** Material for the task follows **

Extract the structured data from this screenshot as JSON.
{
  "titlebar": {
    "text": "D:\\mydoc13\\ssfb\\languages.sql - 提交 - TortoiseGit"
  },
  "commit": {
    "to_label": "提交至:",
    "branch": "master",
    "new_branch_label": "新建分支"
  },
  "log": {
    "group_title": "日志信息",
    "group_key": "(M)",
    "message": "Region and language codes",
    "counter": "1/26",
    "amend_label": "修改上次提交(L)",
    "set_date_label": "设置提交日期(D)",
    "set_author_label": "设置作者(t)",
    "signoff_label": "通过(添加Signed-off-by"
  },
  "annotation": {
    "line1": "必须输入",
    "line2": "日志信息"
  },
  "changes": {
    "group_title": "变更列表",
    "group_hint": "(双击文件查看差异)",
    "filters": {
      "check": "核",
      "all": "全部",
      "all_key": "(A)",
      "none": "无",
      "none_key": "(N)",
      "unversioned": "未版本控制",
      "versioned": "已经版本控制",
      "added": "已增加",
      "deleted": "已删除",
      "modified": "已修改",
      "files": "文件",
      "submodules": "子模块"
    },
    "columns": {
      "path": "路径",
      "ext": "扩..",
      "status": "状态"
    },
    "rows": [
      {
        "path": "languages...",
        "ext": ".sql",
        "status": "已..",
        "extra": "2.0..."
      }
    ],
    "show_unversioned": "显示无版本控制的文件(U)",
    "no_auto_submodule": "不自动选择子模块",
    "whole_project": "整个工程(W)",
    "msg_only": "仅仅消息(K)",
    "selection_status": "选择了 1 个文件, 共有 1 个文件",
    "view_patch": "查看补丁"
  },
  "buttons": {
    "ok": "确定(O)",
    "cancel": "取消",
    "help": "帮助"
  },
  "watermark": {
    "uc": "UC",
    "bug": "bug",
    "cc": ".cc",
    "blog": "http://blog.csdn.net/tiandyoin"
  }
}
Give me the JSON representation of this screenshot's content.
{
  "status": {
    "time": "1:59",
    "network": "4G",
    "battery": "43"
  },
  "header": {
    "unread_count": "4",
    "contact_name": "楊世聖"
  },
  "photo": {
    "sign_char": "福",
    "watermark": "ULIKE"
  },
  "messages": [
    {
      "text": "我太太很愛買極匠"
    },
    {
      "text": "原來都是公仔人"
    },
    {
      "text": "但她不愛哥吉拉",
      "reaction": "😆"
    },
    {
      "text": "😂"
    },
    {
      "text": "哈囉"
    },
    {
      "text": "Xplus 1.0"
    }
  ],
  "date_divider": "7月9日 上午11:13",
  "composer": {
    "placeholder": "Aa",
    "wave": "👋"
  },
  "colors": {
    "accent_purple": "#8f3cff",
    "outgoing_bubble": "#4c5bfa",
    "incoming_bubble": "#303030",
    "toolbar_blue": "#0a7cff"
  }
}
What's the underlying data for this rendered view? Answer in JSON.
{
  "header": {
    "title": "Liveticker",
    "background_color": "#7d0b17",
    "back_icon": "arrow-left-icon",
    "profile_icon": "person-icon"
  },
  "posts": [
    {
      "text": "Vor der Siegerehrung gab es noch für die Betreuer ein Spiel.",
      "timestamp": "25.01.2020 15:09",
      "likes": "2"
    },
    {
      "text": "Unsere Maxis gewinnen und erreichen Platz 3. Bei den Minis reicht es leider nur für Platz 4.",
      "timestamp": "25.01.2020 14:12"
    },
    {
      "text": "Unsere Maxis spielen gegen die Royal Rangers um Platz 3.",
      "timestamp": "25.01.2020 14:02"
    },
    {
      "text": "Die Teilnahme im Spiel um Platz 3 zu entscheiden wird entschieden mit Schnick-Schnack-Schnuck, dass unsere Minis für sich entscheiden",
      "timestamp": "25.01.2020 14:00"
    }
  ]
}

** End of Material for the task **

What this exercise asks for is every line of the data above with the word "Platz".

Finished exercise:
      "text": "Unsere Maxis gewinnen und erreichen Platz 3. Bei den Minis reicht es leider nur für Platz 4.",
      "text": "Unsere Maxis spielen gegen die Royal Rangers um Platz 3.",
      "text": "Die Teilnahme im Spiel um Platz 3 zu entscheiden wird entschieden mit Schnick-Schnack-Schnuck, dass unsere Minis für sich entscheiden",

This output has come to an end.